Following the last post, I want to tell you more about a special advantage if you teach part-time. We all know the conventional recruitment channels: job sites, employment agencies, and your network. Though students are also people you know, i.e. making up part of your network, there are a number of reasons why they deserve your serious consideration when you need to hire.
You meet your students a few times
Unless you lead a one-off training session, usually a course has several lessons. This means you will see your students for e.g. 10 lessons. Surely it is not a 1-on-1 scenario, like an interview, but on the other hand, you can screen through in-class interactions, questions and answers at the break, or even informal chat after class. It is easy to narrow down to some students that you think may be suitable to the vacancy you need to fill.
You know their progress
Because what you teach is usually related to your work, knowing how your students are doing in the course means you have a projection of what they can do at work. While all of us are aware that subject matter is not the only thing affecting performance, you feel more confident in determining the skill level of your students through monitoring their progress. It is way better than an interview. Interview is an unfavourable setup to decide whether the candidate has a certain skill (other than social skills), since you just sit in a room with the candidate and talk. A supplementary measure is of course to give him/her a written test, but still the assessment is less effective than looking at someone’s progress in a course.
Communication & character
As mentioned above, you do not recruit a person just based on his/her technical skills. You know students’ communication skills when they talk to you.
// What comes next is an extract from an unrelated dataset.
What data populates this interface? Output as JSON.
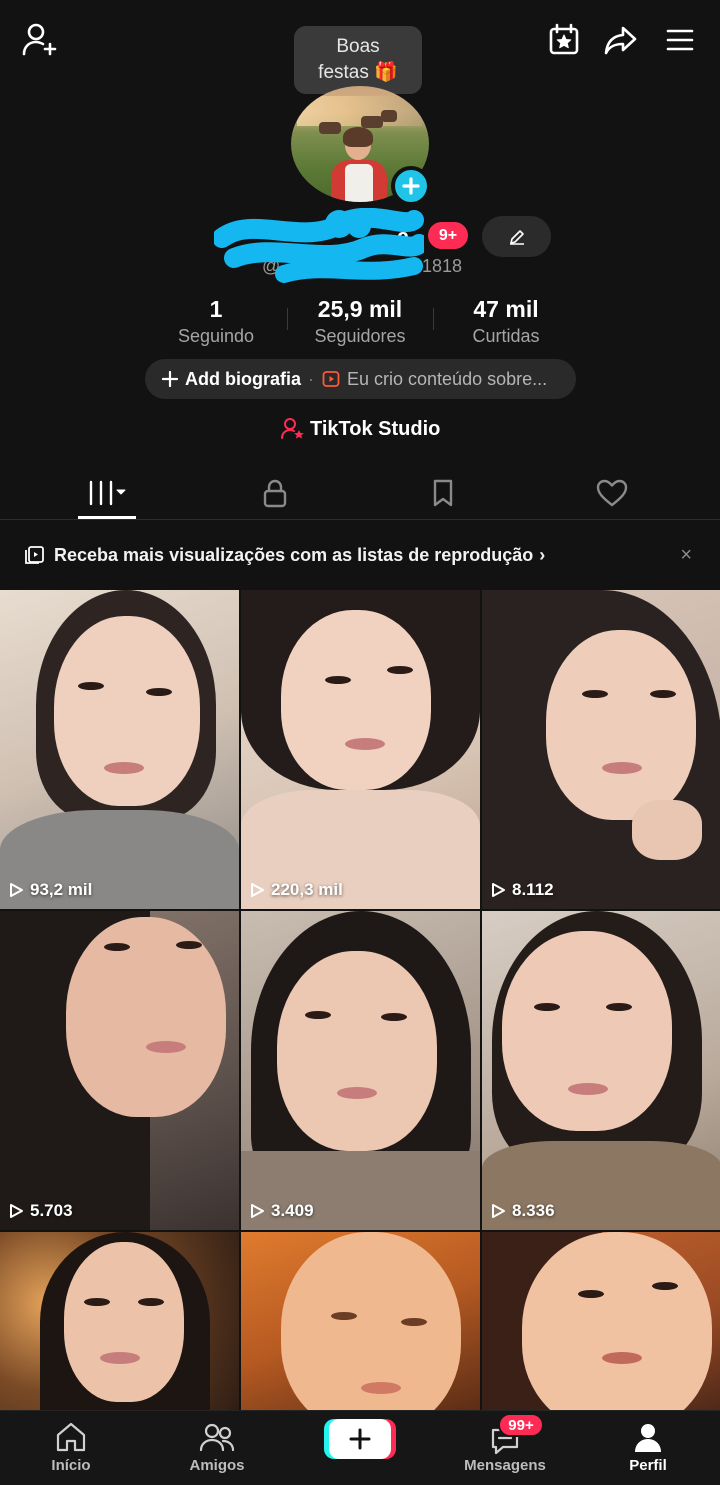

And more importantly, they do not just talk to you, they talk to each other (hopefully just at appropriate times, e.g. group discussions). Compared to the stiffness often encountered in the interview, more and different interactions are available for you to assess their communication skills. Additionally, you may have a slight impression of their character, and find out some of the personality traits. Such information helps you to judge if any of them will become a good match to your team.
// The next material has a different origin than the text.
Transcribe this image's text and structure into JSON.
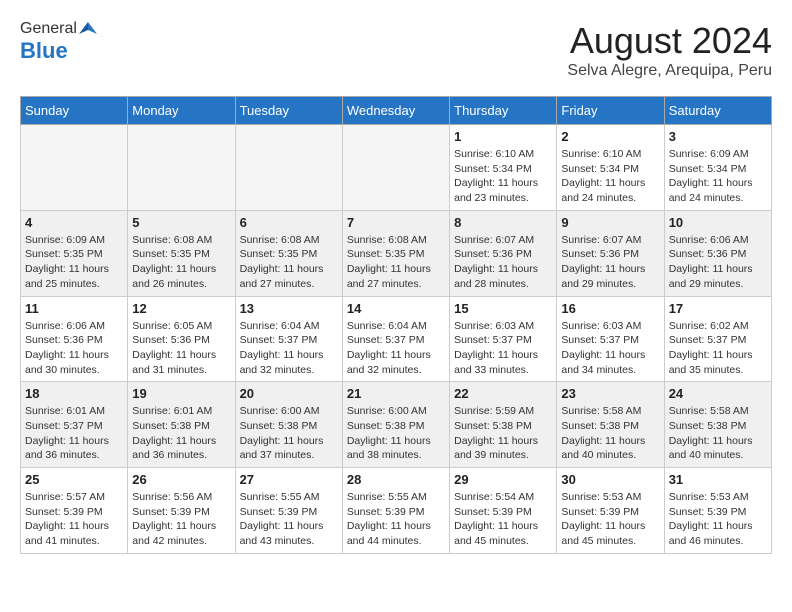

The leading position
Being the teacher and standing in front of the students already poses yourself in a leading position. Students readily accept you to be the supervisor at work. If you want to achieve this, please prepare properly and teach well. Otherwise, when students find it difficult to follow what you say in class, they will relate that to the possible future, when they will not know what you want from their work. The opposite effect takes place.
If you are not hiring when you are teaching, it is fine. Just exchange contact with your students. They will be glad to know that you may find them a job later. Alternatively, you can help your colleagues out if another team is hiring. Your friends may also be in need of a candidate. If your students have relevant skills, why not refer them to your colleagues and friends?
Another benefit is that, after you teach in a college, you are likely to encounter candidates from that college applying to the opening you need to fill. They may have taken another course, or the same course taught by another instructor. Even though you have not taught him/her directly, you will have bit more information about him/her. Clearly every person is a unique individual and should be considered on his/her merits. Even if you think you should avoid stereotyping, at least you have more topics to talk about during the interview due to the common background. Personally I met numerous candidates who studied at colleges I taught. Some of them felt surprised or excited when I told them I taught at where they studied, and that was enjoyable.
(post from my earlier blog in 2017)